Frankfurt International Airport is a great hub for travel between Europe and the rest of the world and Frankfurt‘s finest address is just ten minutes away.
Villa Kennedy is ideally located for a relaxed stopover with its extensive courtyard garden, the largest rooms in the city and the Villa Spa.
Our Concierge Team will be happy to arrange transportation for you.
Museum embankment and Städel
The Frankfurt museum embankment (Museumsufer) is one of the most important locations for museums in Germany and Europe. Through this unique cultural experience on both sides of the Main, the city enjoys an excellent reputation among art lovers. On the southern bank side alone, nine exhibition buildings are lined up one after the other.
The Städel museum nearby is one of Frankfurt’s top attractions. Admire art from the 14th century to the present day, including famous works by Rembrandt, Vermeer, Dürer and Beckmann.
Book one of our special Cultural Weekend Packages and enjoy free museum entry.
The city’s glitziest shopping street lies between the Alte Oper and Rossmarkt. Find the best local German designers as well as famous labels including Prada, Hermes and Chanel.
Kleinmarkthalle - local city hall
Enjoy a glass of wine accompanied with oysters or tapas in this beautiful market hall filled with fruits, vegetables, chocolates, cheeses, breads, meats and fish from around the world (closed on Sundays).
Cathedral and St. Paul's Church
Strictly speaking, it is not a cathedral at all, since it was never a bishop’s church. Nonetheless, the Gothic St. Bartholomew’s Cathedral is one of the few to receive the designation “Imperial Cathedral” (Kaiserdom).
The Paulsplatz is dominated by the red sandstone St. Paul´s Church (Paulskirche). As the seat of the first German national assembly (1848/49), it is the symbol of German democracy.
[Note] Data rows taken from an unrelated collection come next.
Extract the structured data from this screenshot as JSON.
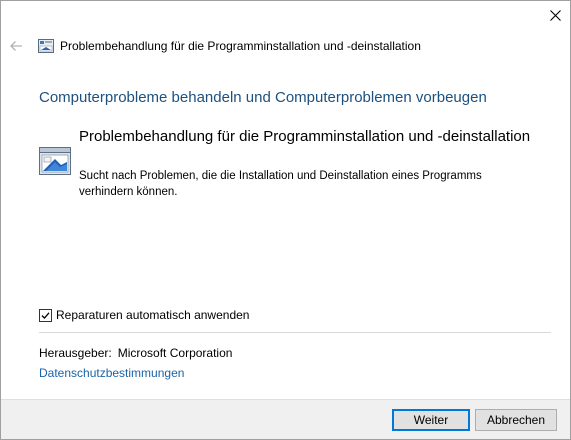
{
  "window": {
    "title": "Problembehandlung für die Programminstallation und -deinstallation",
    "close_icon": "close-icon",
    "back_icon": "back-arrow-icon"
  },
  "main": {
    "heading": "Computerprobleme behandeln und Computerproblemen vorbeugen",
    "troubleshooter": {
      "icon": "program-install-troubleshooter-icon",
      "title": "Problembehandlung für die Programminstallation und -deinstallation",
      "description": "Sucht nach Problemen, die die Installation und Deinstallation eines Programms verhindern können."
    },
    "auto_repair": {
      "label": "Reparaturen automatisch anwenden",
      "checked": true
    },
    "publisher": {
      "label": "Herausgeber:",
      "value": "Microsoft Corporation"
    },
    "privacy_link": "Datenschutzbestimmungen"
  },
  "footer": {
    "next_label": "Weiter",
    "cancel_label": "Abbrechen"
  },
  "colors": {
    "heading_blue": "#1c5180",
    "link_blue": "#1a63a8",
    "focus_blue": "#0078d7",
    "footer_bg": "#f0f0f0"
  }
}
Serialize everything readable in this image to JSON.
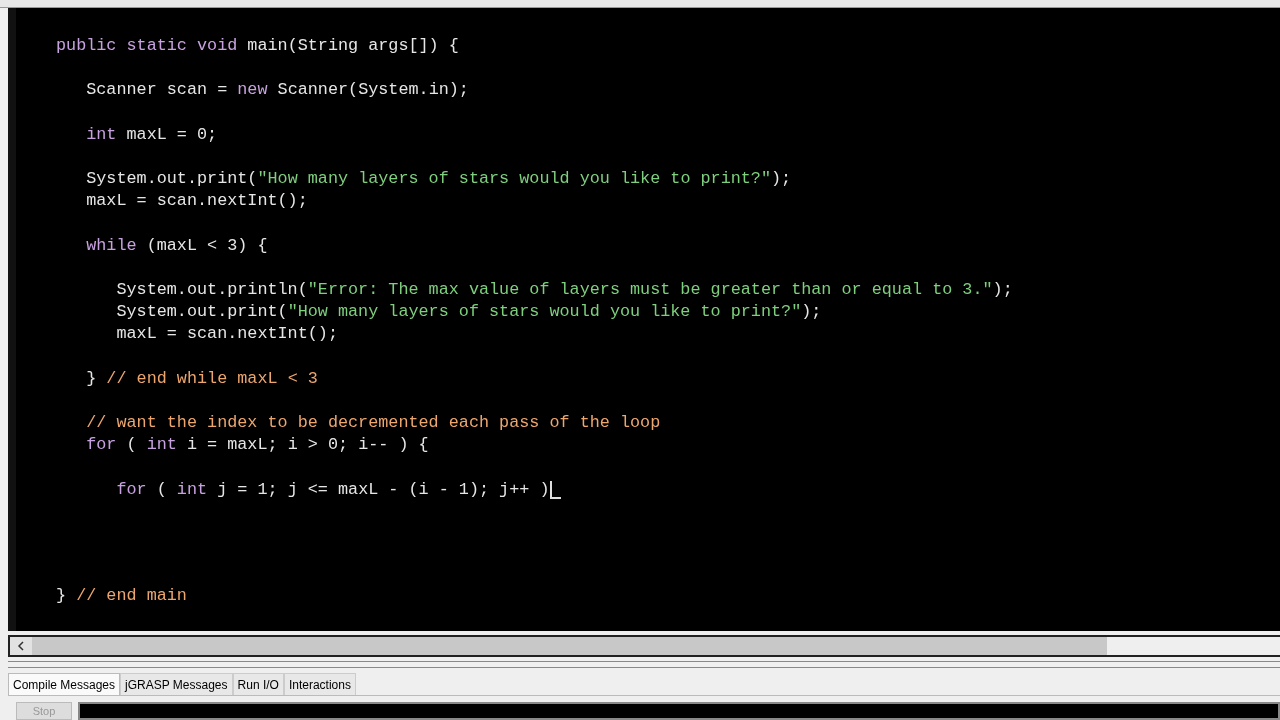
{
  "editor": {
    "blocks": [
      {
        "lines": [
          {
            "tokens": [
              {
                "kind": "keyword",
                "text": "public static void "
              },
              {
                "kind": "plain",
                "text": "main(String args[]) {"
              }
            ]
          }
        ]
      },
      {
        "lines": [
          {
            "tokens": [
              {
                "kind": "plain",
                "text": "   Scanner scan = "
              },
              {
                "kind": "keyword",
                "text": "new"
              },
              {
                "kind": "plain",
                "text": " Scanner(System.in);"
              }
            ]
          }
        ]
      },
      {
        "lines": [
          {
            "tokens": [
              {
                "kind": "keyword",
                "text": "   int"
              },
              {
                "kind": "plain",
                "text": " maxL = 0;"
              }
            ]
          }
        ]
      },
      {
        "lines": [
          {
            "tokens": [
              {
                "kind": "plain",
                "text": "   System.out.print("
              },
              {
                "kind": "string",
                "text": "\"How many layers of stars would you like to print?\""
              },
              {
                "kind": "plain",
                "text": ");"
              }
            ]
          },
          {
            "tokens": [
              {
                "kind": "plain",
                "text": "   maxL = scan.nextInt();"
              }
            ]
          }
        ]
      },
      {
        "lines": [
          {
            "tokens": [
              {
                "kind": "keyword",
                "text": "   while"
              },
              {
                "kind": "plain",
                "text": " (maxL < 3) {"
              }
            ]
          }
        ]
      },
      {
        "lines": [
          {
            "tokens": [
              {
                "kind": "plain",
                "text": "      System.out.println("
              },
              {
                "kind": "string",
                "text": "\"Error: The max value of layers must be greater than or equal to 3.\""
              },
              {
                "kind": "plain",
                "text": ");"
              }
            ]
          },
          {
            "tokens": [
              {
                "kind": "plain",
                "text": "      System.out.print("
              },
              {
                "kind": "string",
                "text": "\"How many layers of stars would you like to print?\""
              },
              {
                "kind": "plain",
                "text": ");"
              }
            ]
          },
          {
            "tokens": [
              {
                "kind": "plain",
                "text": "      maxL = scan.nextInt();"
              }
            ]
          }
        ]
      },
      {
        "lines": [
          {
            "tokens": [
              {
                "kind": "plain",
                "text": "   } "
              },
              {
                "kind": "comment",
                "text": "// end while maxL < 3"
              }
            ]
          }
        ]
      },
      {
        "lines": [
          {
            "tokens": [
              {
                "kind": "comment",
                "text": "   // want the index to be decremented each pass of the loop"
              }
            ]
          },
          {
            "tokens": [
              {
                "kind": "keyword",
                "text": "   for"
              },
              {
                "kind": "plain",
                "text": " ( "
              },
              {
                "kind": "keyword",
                "text": "int"
              },
              {
                "kind": "plain",
                "text": " i = maxL; i > 0; i-- ) {"
              }
            ]
          }
        ]
      },
      {
        "lines": [
          {
            "tokens": [
              {
                "kind": "keyword",
                "text": "      for"
              },
              {
                "kind": "plain",
                "text": " ( "
              },
              {
                "kind": "keyword",
                "text": "int"
              },
              {
                "kind": "plain",
                "text": " j = 1; j <= maxL - (i - 1); j++ )"
              }
            ],
            "cursor": true
          }
        ]
      }
    ],
    "closing": {
      "tokens": [
        {
          "kind": "plain",
          "text": "} "
        },
        {
          "kind": "comment",
          "text": "// end main"
        }
      ]
    }
  },
  "tabs": [
    {
      "label": "Compile Messages",
      "selected": true
    },
    {
      "label": "jGRASP Messages",
      "selected": false
    },
    {
      "label": "Run I/O",
      "selected": false
    },
    {
      "label": "Interactions",
      "selected": false
    }
  ],
  "stop_button": {
    "label": "Stop",
    "disabled": true
  }
}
Commemorative plaques on its façade recall famous politicians and honorary citizens of the city; on its north side a monument reminds us of the victims of National Socialism.